Keywords: Health · Jeugd en Gezondheid · Child growth · Clinical feature · Ccohort analysis · Controlled study · Diagnostic value · Gluten free diet · Major clinical study · Netherlands · Newborn · Prediction · Preschool child · Screening test · Simulation · Child development · Methodology · Standard · Statistics · Body Height · Body Mass Index · Body Weight · Case-Control Studies · Celiac Disease · Child Development · Child, Preschool · Female · Infant · Infant, Newborn · Male · Mass Screening · Netherlands · Prospective Studies · Sensitivity and Specificity
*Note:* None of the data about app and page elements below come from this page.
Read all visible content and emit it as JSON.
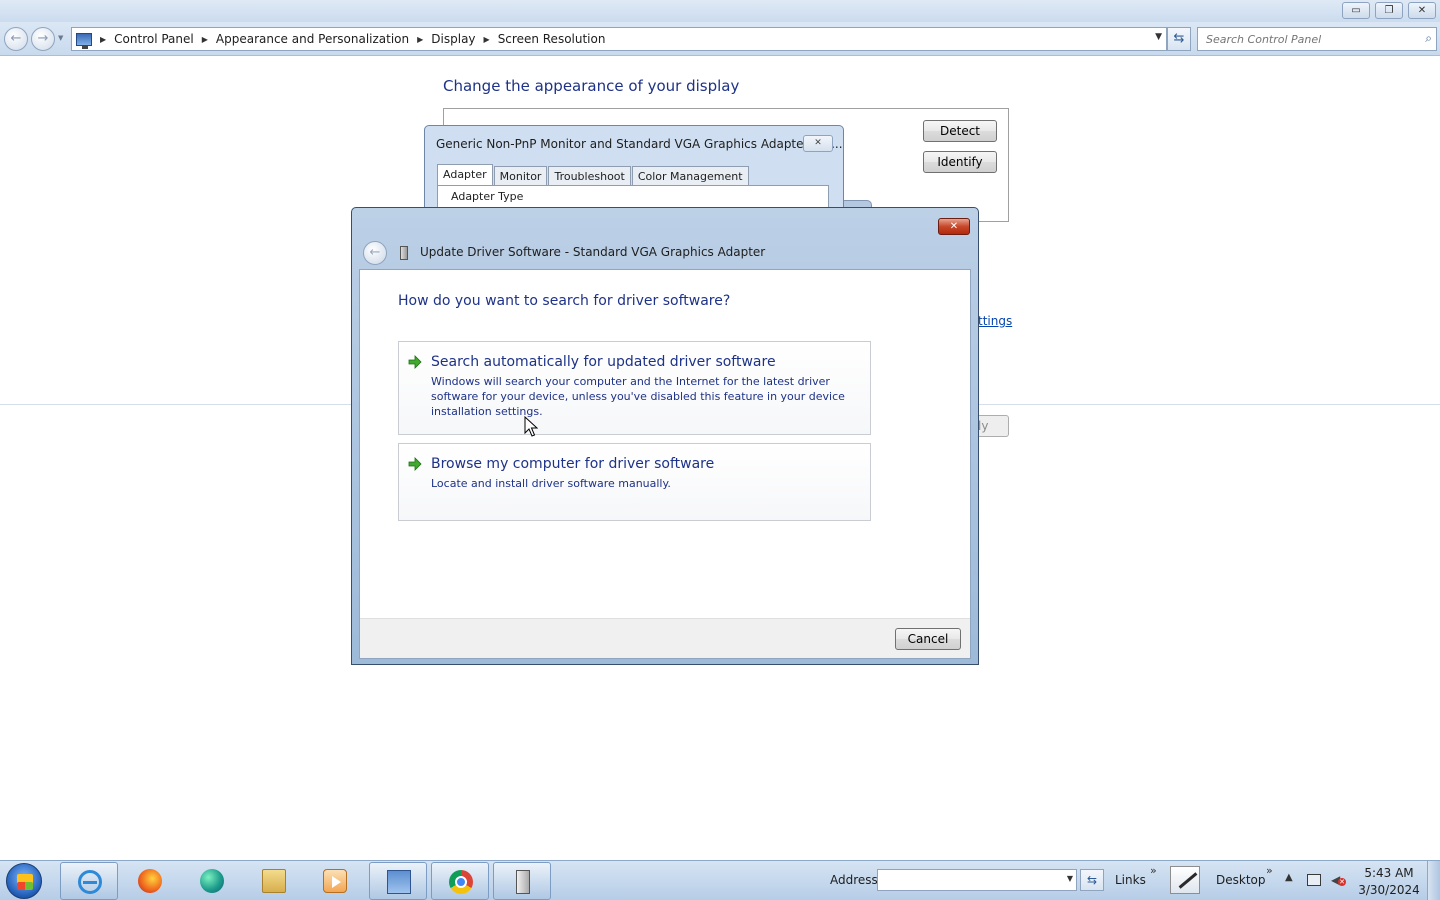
{
  "window": {
    "minimize_glyph": "▭",
    "restore_glyph": "❐",
    "close_glyph": "✕"
  },
  "nav": {
    "back_glyph": "←",
    "forward_glyph": "→",
    "breadcrumbs": [
      "Control Panel",
      "Appearance and Personalization",
      "Display",
      "Screen Resolution"
    ],
    "search_placeholder": "Search Control Panel"
  },
  "screen_resolution": {
    "title": "Change the appearance of your display",
    "detect_label": "Detect",
    "identify_label": "Identify",
    "advanced_link_partial": "ttings",
    "apply_partial": "ly"
  },
  "properties_dialog": {
    "title": "Generic Non-PnP Monitor and Standard VGA Graphics Adapter Pro...",
    "tabs": [
      {
        "label": "Adapter",
        "active": true
      },
      {
        "label": "Monitor",
        "active": false
      },
      {
        "label": "Troubleshoot",
        "active": false
      },
      {
        "label": "Color Management",
        "active": false
      }
    ],
    "group_label": "Adapter Type"
  },
  "driver_dialog": {
    "title": "Update Driver Software - Standard VGA Graphics Adapter",
    "question": "How do you want to search for driver software?",
    "options": [
      {
        "title": "Search automatically for updated driver software",
        "description": "Windows will search your computer and the Internet for the latest driver software for your device, unless you've disabled this feature in your device installation settings."
      },
      {
        "title": "Browse my computer for driver software",
        "description": "Locate and install driver software manually."
      }
    ],
    "cancel_label": "Cancel"
  },
  "taskbar": {
    "icons": [
      "internet-explorer-icon",
      "firefox-icon",
      "edge-icon",
      "file-explorer-icon",
      "media-player-icon",
      "control-panel-icon",
      "chrome-icon",
      "device-icon"
    ],
    "address_label": "Address",
    "links_label": "Links",
    "desktop_label": "Desktop",
    "chevron": "»",
    "time": "5:43 AM",
    "date": "3/30/2024"
  },
  "colors": {
    "link_blue": "#1e3287",
    "taskbar": "#c4d7ed",
    "dialog_frame": "#9dbad9"
  }
}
Abstract

Background: It is generally assumed that most patients with celiac disease (CD) have a slowed growth in terms of length (or height) and weight. However, the effectiveness of slowed growth as a tool for identifying children with CD is unknown. Our aim is to study the diagnostic efficiency of several growth criteria used to detect CD children. Methods: A case-control simulation study was carried out. Longitudinal length and weight measurements from birth to 2.5 years of age were used from three groups of CD patients (n = 134) (one group diagnosed by screening, two groups with clinical manifestations), and a reference group obtained from the Social Medical Survey of Children Attending Child Health Clinics (SMOCC) cohort (n = 2,151) in The Netherlands. The main outcome measures were sensitivity, specificity and positive predictive value (PPV) for each criterion. Results: Body mass index (BMI) performed best for the groups with clinical manifestations. Thirty percent of the CD children with clinical manifestations and two percent of the reference children had a BMI Standard Deviation Score (SDS) less than -1.5 and a decrease in BMI SDS of at least -2.5 (PPV = 0.85%). The growth criteria did not discriminate between the screened CD group and the reference group. Conclusion: For the CD children with clinical manifestations, the most sensitive growth parameter is a decrease in BMI SDS. BMI is a better predictor than weight, and much better than length or height. Toddlers with CD detected by screening grow normally at this stage of the disease. © 2008 van Dommelen et al; licensee BioMed Central Ltd.